__Task prompt__. When copying the entries below, leave out every picture and keep the rest exact.

┌──

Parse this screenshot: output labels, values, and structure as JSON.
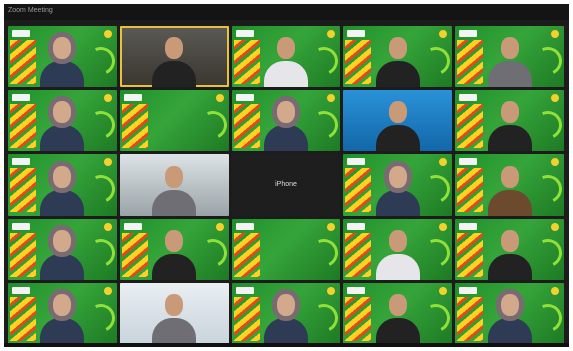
{
  "window": {
    "title": "Zoom Meeting"
  },
  "tiles": [
    {
      "id": "r1c1",
      "bg": "green",
      "person": "hijab",
      "speaking": false
    },
    {
      "id": "r1c2",
      "bg": "room",
      "person": "black",
      "speaking": true
    },
    {
      "id": "r1c3",
      "bg": "green",
      "person": "white",
      "speaking": false
    },
    {
      "id": "r1c4",
      "bg": "green",
      "person": "black",
      "speaking": false
    },
    {
      "id": "r1c5",
      "bg": "green",
      "person": "grey",
      "speaking": false
    },
    {
      "id": "r2c1",
      "bg": "green",
      "person": "hijab",
      "speaking": false
    },
    {
      "id": "r2c2",
      "bg": "green",
      "person": "none",
      "speaking": false
    },
    {
      "id": "r2c3",
      "bg": "green",
      "person": "hijab",
      "speaking": false
    },
    {
      "id": "r2c4",
      "bg": "blue",
      "person": "black",
      "speaking": false
    },
    {
      "id": "r2c5",
      "bg": "green",
      "person": "black",
      "speaking": false
    },
    {
      "id": "r3c1",
      "bg": "green",
      "person": "hijab",
      "speaking": false
    },
    {
      "id": "r3c2",
      "bg": "light",
      "person": "grey",
      "speaking": false
    },
    {
      "id": "r3c3",
      "bg": "dark",
      "person": "none",
      "label": "iPhone",
      "speaking": false
    },
    {
      "id": "r3c4",
      "bg": "green",
      "person": "hijab",
      "speaking": false
    },
    {
      "id": "r3c5",
      "bg": "green",
      "person": "brown",
      "speaking": false
    },
    {
      "id": "r4c1",
      "bg": "green",
      "person": "hijab",
      "speaking": false
    },
    {
      "id": "r4c2",
      "bg": "green",
      "person": "black",
      "speaking": false
    },
    {
      "id": "r4c3",
      "bg": "green",
      "person": "none",
      "speaking": false
    },
    {
      "id": "r4c4",
      "bg": "green",
      "person": "white",
      "speaking": false
    },
    {
      "id": "r4c5",
      "bg": "green",
      "person": "black",
      "speaking": false
    },
    {
      "id": "r5c1",
      "bg": "green",
      "person": "hijab",
      "speaking": false
    },
    {
      "id": "r5c2",
      "bg": "slide",
      "person": "grey",
      "speaking": false
    },
    {
      "id": "r5c3",
      "bg": "green",
      "person": "hijab",
      "speaking": false
    },
    {
      "id": "r5c4",
      "bg": "green",
      "person": "black",
      "speaking": false
    },
    {
      "id": "r5c5",
      "bg": "green",
      "person": "hijab",
      "speaking": false
    }
  ]
}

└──

__Written response__.
Parse this screenshot: output labels, values, and structure as JSON.
{
  "window": {
    "title": "Zoom Meeting"
  },
  "tiles": [
    {
      "id": "r1c1",
      "bg": "green",
      "person": "hijab",
      "speaking": false
    },
    {
      "id": "r1c2",
      "bg": "room",
      "person": "black",
      "speaking": true
    },
    {
      "id": "r1c3",
      "bg": "green",
      "person": "white",
      "speaking": false
    },
    {
      "id": "r1c4",
      "bg": "green",
      "person": "black",
      "speaking": false
    },
    {
      "id": "r1c5",
      "bg": "green",
      "person": "grey",
      "speaking": false
    },
    {
      "id": "r2c1",
      "bg": "green",
      "person": "hijab",
      "speaking": false
    },
    {
      "id": "r2c2",
      "bg": "green",
      "person": "none",
      "speaking": false
    },
    {
      "id": "r2c3",
      "bg": "green",
      "person": "hijab",
      "speaking": false
    },
    {
      "id": "r2c4",
      "bg": "blue",
      "person": "black",
      "speaking": false
    },
    {
      "id": "r2c5",
      "bg": "green",
      "person": "black",
      "speaking": false
    },
    {
      "id": "r3c1",
      "bg": "green",
      "person": "hijab",
      "speaking": false
    },
    {
      "id": "r3c2",
      "bg": "light",
      "person": "grey",
      "speaking": false
    },
    {
      "id": "r3c3",
      "bg": "dark",
      "person": "none",
      "label": "iPhone",
      "speaking": false
    },
    {
      "id": "r3c4",
      "bg": "green",
      "person": "hijab",
      "speaking": false
    },
    {
      "id": "r3c5",
      "bg": "green",
      "person": "brown",
      "speaking": false
    },
    {
      "id": "r4c1",
      "bg": "green",
      "person": "hijab",
      "speaking": false
    },
    {
      "id": "r4c2",
      "bg": "green",
      "person": "black",
      "speaking": false
    },
    {
      "id": "r4c3",
      "bg": "green",
      "person": "none",
      "speaking": false
    },
    {
      "id": "r4c4",
      "bg": "green",
      "person": "white",
      "speaking": false
    },
    {
      "id": "r4c5",
      "bg": "green",
      "person": "black",
      "speaking": false
    },
    {
      "id": "r5c1",
      "bg": "green",
      "person": "hijab",
      "speaking": false
    },
    {
      "id": "r5c2",
      "bg": "slide",
      "person": "grey",
      "speaking": false
    },
    {
      "id": "r5c3",
      "bg": "green",
      "person": "hijab",
      "speaking": false
    },
    {
      "id": "r5c4",
      "bg": "green",
      "person": "black",
      "speaking": false
    },
    {
      "id": "r5c5",
      "bg": "green",
      "person": "hijab",
      "speaking": false
    }
  ]
}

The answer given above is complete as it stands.